His program regularly featured guests who were enemies of the Moscow government, such as Litvinenko and the journalist Anna Politkovskaya whose murder he was investigating. The BBC reportedly received a protest letter signed by 1,000 listeners around the world.
“At a time when Britain needs a strong voice in Russia more than at any point over the past decade, the taxpayer-funded BBC Russian Service radio seems to have considerably mellowed in its tone towards the Russian government,” The Daily Telegraph newspaper quoted the letter as saying. “By design or by neglect, it has become more accommodating of Russian government views, dispensing with difficult questions and denying a platform to some critics.”
In addition, the BBC Russian service went off air in Moscow and St Petersburg, two major radio markets, around the time of the murder in London of Alexander Litvinenko, a former officer in the KGB. “Unexplained technical difficulties” with the BBC’s local partners were reportedly blamed.
A BosNewsLife investigation meanwhile revealed that at least one senior Russian editor had links with the former Soviet Union regime and the KGB.
Andrei Ostalski, the editor-in-chief of the BBC Russian Service in London, admitted in an article on the network’s Russian website that he had worked for a decade for the Soviet-era news agency TASS, seen as a mouthpiece of the Kremlin and the Communist Party, during the height of the Cold War.
On the eve of the Soviet invasion of Afghanistan in 1979, an event he called “the entry of Soviet forces,” Ostalski said he was asked, and agreed, to closely cooperate with the chief of the analytical department of the KGB, a man identified as Nikolai Leonov.
He said that “on Christmas night” of December 24, 1979, they were asked to “attentively monitor the international reactions to the entry of Soviet forces in Afghanistan.” Ostalski, moved to the United Kingdom soon after the break up of the Soviet Union, in the early 1990s.
BosNewsLife also established that several other editors and producers received prestigious Communist-era education in Moscow, which was closed for dissidents, their children, or those who were not loyal to the regime.
While the BBC leadership has apparently tried to supervise the Russian staff, there have been serious problems with the implementation of that policy. “Our chief of the Russian service, Sarah Gibson, has a limited knowledge of the Russian language. She doesn’t even speak good Russian,” a source told BosNewsLife on condition of anonymity.

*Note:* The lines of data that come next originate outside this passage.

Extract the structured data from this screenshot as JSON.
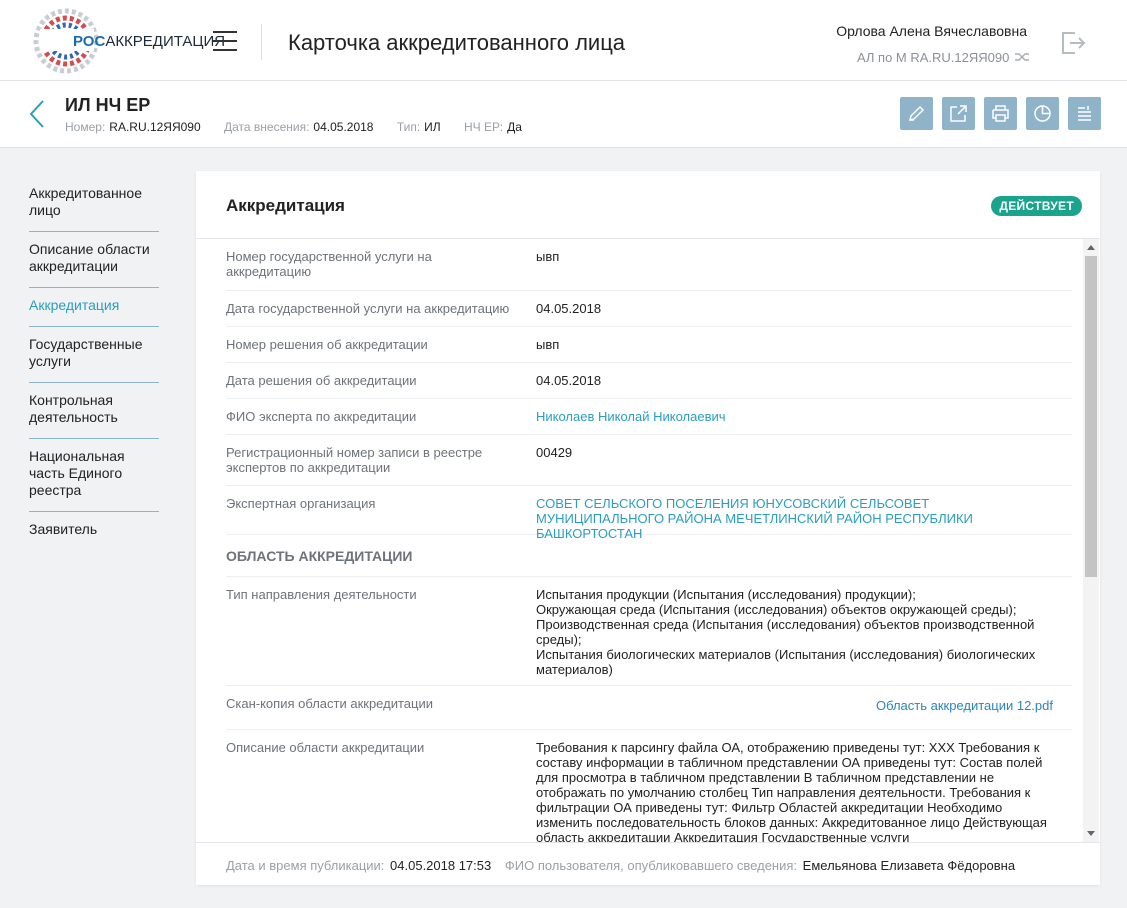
{
  "header": {
    "logo_ros": "РОС",
    "logo_rest": "АККРЕДИТАЦИЯ",
    "page_title": "Карточка аккредитованного лица",
    "user_name": "Орлова Алена Вячеславовна",
    "user_role": "АЛ по М RA.RU.12ЯЯ090"
  },
  "entity": {
    "title": "ИЛ НЧ ЕР",
    "number_label": "Номер:",
    "number": "RA.RU.12ЯЯ090",
    "date_label": "Дата внесения:",
    "date": "04.05.2018",
    "type_label": "Тип:",
    "type": "ИЛ",
    "ncher_label": "НЧ ЕР:",
    "ncher": "Да"
  },
  "toolbar": [
    "pencil-icon",
    "external-link-icon",
    "printer-icon",
    "pie-chart-icon",
    "list-icon"
  ],
  "sidebar": {
    "items": [
      {
        "label": "Аккредитованное лицо"
      },
      {
        "label": "Описание области аккредитации"
      },
      {
        "label": "Аккредитация"
      },
      {
        "label": "Государственные услуги"
      },
      {
        "label": "Контрольная деятельность"
      },
      {
        "label": "Национальная часть Единого реестра"
      },
      {
        "label": "Заявитель"
      }
    ],
    "active_index": 2
  },
  "card": {
    "title": "Аккредитация",
    "status": "ДЕЙСТВУЕТ",
    "status_color": "#1aa48e",
    "rows": [
      {
        "label": "Номер государственной услуги на аккредитацию",
        "value": "ывп"
      },
      {
        "label": "Дата государственной услуги на аккредитацию",
        "value": "04.05.2018"
      },
      {
        "label": "Номер решения об аккредитации",
        "value": "ывп"
      },
      {
        "label": "Дата решения об аккредитации",
        "value": "04.05.2018"
      },
      {
        "label": "ФИО эксперта по аккредитации",
        "value": "Николаев Николай Николаевич"
      },
      {
        "label": "Регистрационный номер записи в реестре экспертов по аккредитации",
        "value": "00429"
      },
      {
        "label": "Экспертная организация",
        "value": "СОВЕТ СЕЛЬСКОГО ПОСЕЛЕНИЯ ЮНУСОВСКИЙ СЕЛЬСОВЕТ МУНИЦИПАЛЬНОГО РАЙОНА МЕЧЕТЛИНСКИЙ РАЙОН РЕСПУБЛИКИ БАШКОРТОСТАН"
      }
    ],
    "section_title": "ОБЛАСТЬ АККРЕДИТАЦИИ",
    "section_rows": [
      {
        "label": "Тип направления деятельности",
        "value": "Испытания продукции (Испытания (исследования) продукции);\nОкружающая среда (Испытания (исследования) объектов окружающей среды);\nПроизводственная среда (Испытания (исследования) объектов производственной среды);\nИспытания биологических материалов (Испытания (исследования) биологических материалов)"
      },
      {
        "label": "Скан-копия области аккредитации",
        "value": "Область аккредитации 12.pdf"
      },
      {
        "label": "Описание области аккредитации",
        "value": "Требования к парсингу файла ОА, отображению приведены тут: ХХХ Требования к составу информации в табличном представлении ОА приведены тут: Состав полей для просмотра в табличном представлении В табличном представлении не отображать по умолчанию столбец Тип направления деятельности. Требования к фильтрации ОА приведены тут: Фильтр Областей аккредитации Необходимо изменить последовательность блоков данных: Аккредитованное лицо Действующая область аккредитации Аккредитация Государственные услуги"
      }
    ],
    "footer": {
      "pub_label": "Дата и время публикации:",
      "pub_value": "04.05.2018 17:53",
      "user_label": "ФИО пользователя, опубликовавшего сведения:",
      "user_value": "Емельянова Елизавета Фёдоровна"
    }
  }
}
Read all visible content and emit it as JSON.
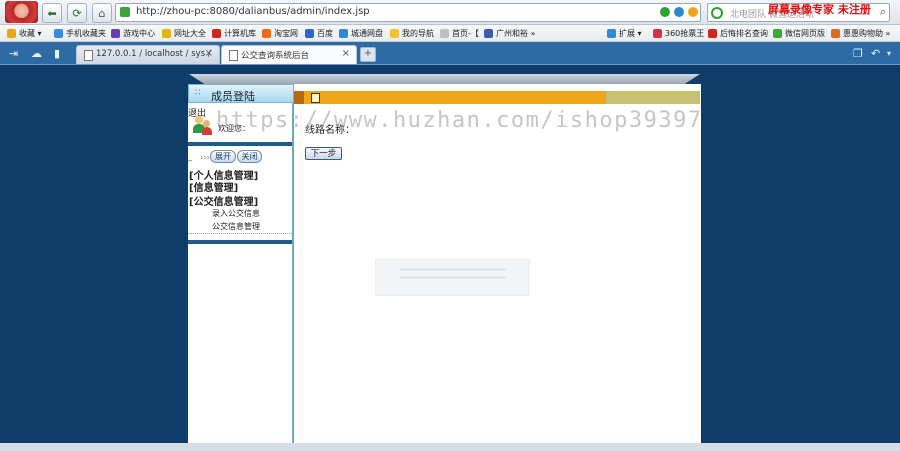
{
  "browser": {
    "address_url": "http://zhou-pc:8080/dalianbus/admin/index.jsp",
    "search_placeholder": "北电团队 微营运活动",
    "watermark": "屏幕录像专家 未注册"
  },
  "bookmarks": [
    {
      "label": "收藏",
      "color": "#e6a817"
    },
    {
      "label": "手机收藏夹",
      "color": "#3a8be0"
    },
    {
      "label": "游戏中心",
      "color": "#6a3db8"
    },
    {
      "label": "网址大全",
      "color": "#e4b510"
    },
    {
      "label": "计算机库",
      "color": "#d0261f"
    },
    {
      "label": "淘宝网",
      "color": "#f06a1b"
    },
    {
      "label": "百度",
      "color": "#2f65c9"
    },
    {
      "label": "城通网盘",
      "color": "#2f8ad6"
    },
    {
      "label": "我的导航",
      "color": "#f2c233"
    },
    {
      "label": "首页-【",
      "color": "#bfbfbf"
    },
    {
      "label": "广州和裕",
      "color": "#3a5bb0"
    },
    {
      "label": "扩展",
      "color": "#2f8ad6"
    },
    {
      "label": "360抢票王",
      "color": "#d9304a"
    },
    {
      "label": "后悔排名查询",
      "color": "#d0261f"
    },
    {
      "label": "微信网页版",
      "color": "#3aab3a"
    },
    {
      "label": "惠惠购物助",
      "color": "#e06a1b"
    }
  ],
  "tabs": [
    {
      "title": "127.0.0.1 / localhost / sys /",
      "close": "×"
    },
    {
      "title": "公交查询系统后台",
      "close": "×"
    }
  ],
  "newtab": "+",
  "sidebar": {
    "header": "成员登陆",
    "logout": "退出",
    "welcome": "欢迎您：",
    "arrows": "›››",
    "expand": "展开",
    "collapse": "关闭",
    "menu": [
      {
        "label": "[个人信息管理]"
      },
      {
        "label": "[信息管理]"
      },
      {
        "label": "[公交信息管理]"
      }
    ],
    "submenu": [
      {
        "label": "录入公交信息"
      },
      {
        "label": "公交信息管理"
      }
    ]
  },
  "main": {
    "route_label": "线路名称：",
    "next_button": "下一步",
    "overlay_url": "https://www.huzhan.com/ishop39397"
  }
}
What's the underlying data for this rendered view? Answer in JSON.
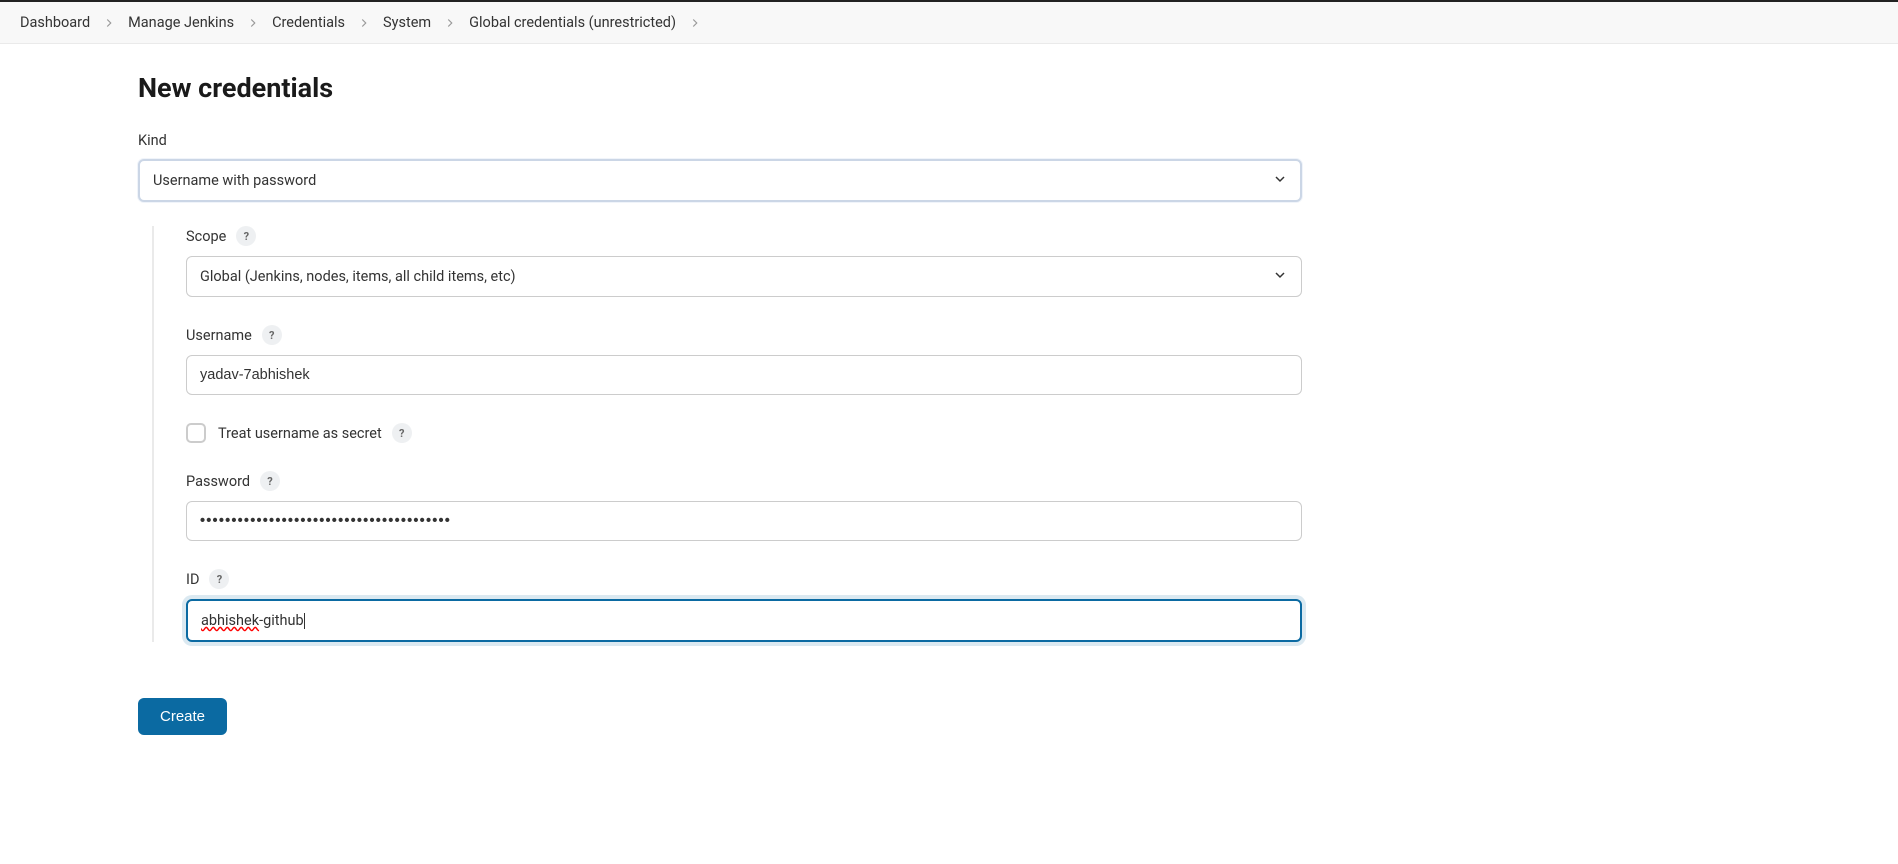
{
  "breadcrumbs": [
    {
      "label": "Dashboard"
    },
    {
      "label": "Manage Jenkins"
    },
    {
      "label": "Credentials"
    },
    {
      "label": "System"
    },
    {
      "label": "Global credentials (unrestricted)"
    }
  ],
  "page": {
    "title": "New credentials"
  },
  "form": {
    "kind": {
      "label": "Kind",
      "value": "Username with password"
    },
    "scope": {
      "label": "Scope",
      "value": "Global (Jenkins, nodes, items, all child items, etc)"
    },
    "username": {
      "label": "Username",
      "value": "yadav-7abhishek"
    },
    "treat_secret": {
      "label": "Treat username as secret",
      "checked": false
    },
    "password": {
      "label": "Password",
      "value": "••••••••••••••••••••••••••••••••••••••••"
    },
    "id": {
      "label": "ID",
      "value_prefix": "abhishek",
      "value_suffix": "-github"
    }
  },
  "buttons": {
    "create": "Create"
  },
  "help_tooltip": "?"
}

Gibson made clear however that she is competent to do her job and that she tries to ensure a more balanced and professional Russian service, BosNewsLife learned. “Yet we lost the best journalists, we are missing their independent and critical reporting,” the source said. “Most items are now produced from the studio or with the current Russian staff.”
Under Gibson, tariffs for radio reports produced by often critical, independent, freelance correspondents and stringers already decreased by up to 30 percent, from the original $130 to about $90 in 2007. For often struggling journalists, that amount was, and is, barely enough to work on the required radio rich packages of four minutes or longer in expensive capitals such as Moscow, where they have to cover their own travel and equipment expenses, correspondents said.
The BBC has strongly denied it is silencing critical voices. “The service remains an important and strong source of impartial and independent news and current affairs renowned for asking difficult questions on behalf of its listeners. We reject any suggestion that we have made compromises in our questioning of any point of view in any debate.” That debate will now continue via other broadcasters including France’s Radio France International (RFI) and U.S.-backed Radio Free Europe/Radio Liberty who have not halted their Russian services via short wave and the Internet. (The article is part of a BosNewsLife initiative covering freedom of expression issues in and related to former and current Communist nations as well as other countries under autocratic rule).